Young Oak Wood
This young oak wood has hawthorn, wild rose and a summer carpet of purple spiked self heal, so named for its healing properties.
In the sunny glade grows rosebay willowherb, teasles, thistles and ragwort. This tall yellow plant is poisonous to horses and cattle and is not in the best possible taste. In spring it plays host to the tiger striped caterpillars of the cinnabar moth.
Willowherb was grown as a Victorian ornamental plant but thrives today on disturbed or burnt ground, hence its name ire weed.
The Essex Way
You are now on the Essex Way, an 81 mile cross county walk linking Epping with Harwich.
Lyons Hall Church with its distinctive tower was the centre of the old settlement of Great Leighs. As Essex is lacking in building stone, a round tower was built using local flint.
Look out for the splendid coppiced lime beside the path. In Summer, look out for Perforate St. John’s Wort beside the path with its yellow flowers and small leaf perforations’. It also has strange powers so wildside walkers beware. Tread on the plant after sunset and prepare yourself for a ride through the heavens on a supernatural horse! British Airways eat your heart out!
The Willow Industry
The cricket bat willow industry is traditional to East Anglia and centres on Great Leighs. The willow nursery or ‘set bed’ produces shoots which are cut every four years. These are planted and grow on a standards’ for a further 15-20 years. This willow timber has the special properties needed for making cricket bats and other products. The trees are processed into bat sized pieces at Wright’s timber yard, the largest producers of cricket bat willow in the world. Watermark disease once threatened the Industry but with the help of Essex County Council Willow Inspectors, outbreaks are detected early and the disease is now under control.
Distance and time taken
Ordnance Survey Map
Pictures Courtesy of Public Rights of Way Dept. Essex County Council

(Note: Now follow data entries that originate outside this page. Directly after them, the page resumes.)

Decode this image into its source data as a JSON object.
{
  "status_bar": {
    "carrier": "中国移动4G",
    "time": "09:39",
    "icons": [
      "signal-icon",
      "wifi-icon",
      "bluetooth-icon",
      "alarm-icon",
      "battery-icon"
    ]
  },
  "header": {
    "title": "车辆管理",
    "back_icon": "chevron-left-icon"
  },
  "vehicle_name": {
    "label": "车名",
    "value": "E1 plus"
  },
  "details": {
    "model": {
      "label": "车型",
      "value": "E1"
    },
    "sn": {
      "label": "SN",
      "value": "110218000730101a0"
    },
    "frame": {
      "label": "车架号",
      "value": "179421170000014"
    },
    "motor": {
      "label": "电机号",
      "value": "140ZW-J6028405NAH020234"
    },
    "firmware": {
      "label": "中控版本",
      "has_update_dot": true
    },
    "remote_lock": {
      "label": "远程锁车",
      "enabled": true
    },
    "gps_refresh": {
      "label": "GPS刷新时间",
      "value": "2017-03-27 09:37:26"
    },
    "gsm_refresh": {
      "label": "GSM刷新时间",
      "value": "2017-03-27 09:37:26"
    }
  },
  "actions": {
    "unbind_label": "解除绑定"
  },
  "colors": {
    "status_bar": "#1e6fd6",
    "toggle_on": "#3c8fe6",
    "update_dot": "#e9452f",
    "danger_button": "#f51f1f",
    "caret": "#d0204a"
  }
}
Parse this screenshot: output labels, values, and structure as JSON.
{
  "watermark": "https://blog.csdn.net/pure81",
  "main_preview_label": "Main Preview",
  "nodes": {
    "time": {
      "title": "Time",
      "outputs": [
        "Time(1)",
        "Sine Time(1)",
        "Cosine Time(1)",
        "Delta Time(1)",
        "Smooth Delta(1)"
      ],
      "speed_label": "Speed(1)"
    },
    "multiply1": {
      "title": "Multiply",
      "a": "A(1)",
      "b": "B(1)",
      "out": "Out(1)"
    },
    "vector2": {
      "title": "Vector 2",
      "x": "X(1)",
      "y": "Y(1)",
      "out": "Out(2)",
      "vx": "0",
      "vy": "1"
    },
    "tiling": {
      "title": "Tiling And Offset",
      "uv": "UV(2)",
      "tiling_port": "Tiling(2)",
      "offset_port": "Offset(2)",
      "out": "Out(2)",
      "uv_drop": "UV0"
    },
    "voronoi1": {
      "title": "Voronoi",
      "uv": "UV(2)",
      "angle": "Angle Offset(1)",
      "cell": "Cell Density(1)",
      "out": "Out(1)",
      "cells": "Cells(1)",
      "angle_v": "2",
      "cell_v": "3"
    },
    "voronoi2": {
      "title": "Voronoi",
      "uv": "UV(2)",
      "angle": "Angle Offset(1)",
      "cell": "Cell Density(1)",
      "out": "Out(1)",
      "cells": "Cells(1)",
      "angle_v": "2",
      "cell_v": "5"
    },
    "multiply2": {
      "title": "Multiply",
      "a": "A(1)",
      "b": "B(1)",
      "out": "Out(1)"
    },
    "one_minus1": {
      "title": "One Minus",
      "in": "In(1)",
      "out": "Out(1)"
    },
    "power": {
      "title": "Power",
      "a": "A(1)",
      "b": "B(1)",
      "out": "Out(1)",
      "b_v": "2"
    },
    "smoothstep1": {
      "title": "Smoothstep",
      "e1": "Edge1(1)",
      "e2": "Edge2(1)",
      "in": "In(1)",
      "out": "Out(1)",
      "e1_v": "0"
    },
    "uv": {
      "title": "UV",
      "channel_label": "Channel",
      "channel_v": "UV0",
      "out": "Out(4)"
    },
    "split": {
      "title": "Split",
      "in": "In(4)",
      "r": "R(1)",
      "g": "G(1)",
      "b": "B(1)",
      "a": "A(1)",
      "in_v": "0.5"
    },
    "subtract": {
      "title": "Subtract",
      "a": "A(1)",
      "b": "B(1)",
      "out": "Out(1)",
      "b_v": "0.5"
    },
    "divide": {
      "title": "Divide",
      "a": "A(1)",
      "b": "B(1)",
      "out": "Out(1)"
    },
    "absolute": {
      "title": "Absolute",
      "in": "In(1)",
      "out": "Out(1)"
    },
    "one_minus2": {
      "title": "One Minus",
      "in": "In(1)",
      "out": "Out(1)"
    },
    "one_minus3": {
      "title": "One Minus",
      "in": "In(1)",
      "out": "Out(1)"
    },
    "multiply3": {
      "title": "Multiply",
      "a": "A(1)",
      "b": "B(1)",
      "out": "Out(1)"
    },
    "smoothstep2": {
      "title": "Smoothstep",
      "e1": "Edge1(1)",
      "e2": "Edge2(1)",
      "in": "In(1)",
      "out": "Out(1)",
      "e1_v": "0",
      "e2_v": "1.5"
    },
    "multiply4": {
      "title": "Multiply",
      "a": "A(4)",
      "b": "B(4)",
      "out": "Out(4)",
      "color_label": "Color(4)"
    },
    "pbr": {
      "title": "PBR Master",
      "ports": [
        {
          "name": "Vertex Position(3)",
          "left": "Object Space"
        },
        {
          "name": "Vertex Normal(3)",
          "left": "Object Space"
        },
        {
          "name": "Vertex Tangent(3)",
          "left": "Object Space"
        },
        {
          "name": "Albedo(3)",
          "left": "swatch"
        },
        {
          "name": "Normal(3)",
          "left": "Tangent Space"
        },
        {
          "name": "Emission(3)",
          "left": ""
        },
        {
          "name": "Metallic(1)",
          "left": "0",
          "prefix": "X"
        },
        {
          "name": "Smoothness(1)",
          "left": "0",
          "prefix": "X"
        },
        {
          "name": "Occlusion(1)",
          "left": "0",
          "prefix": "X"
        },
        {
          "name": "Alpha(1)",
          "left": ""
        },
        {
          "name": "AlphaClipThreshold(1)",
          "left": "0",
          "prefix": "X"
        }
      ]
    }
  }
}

Produced in conjunction with Essex County Council
Maps reproduced by kind permission of
the Public Rights of Way Dept, Essex County Council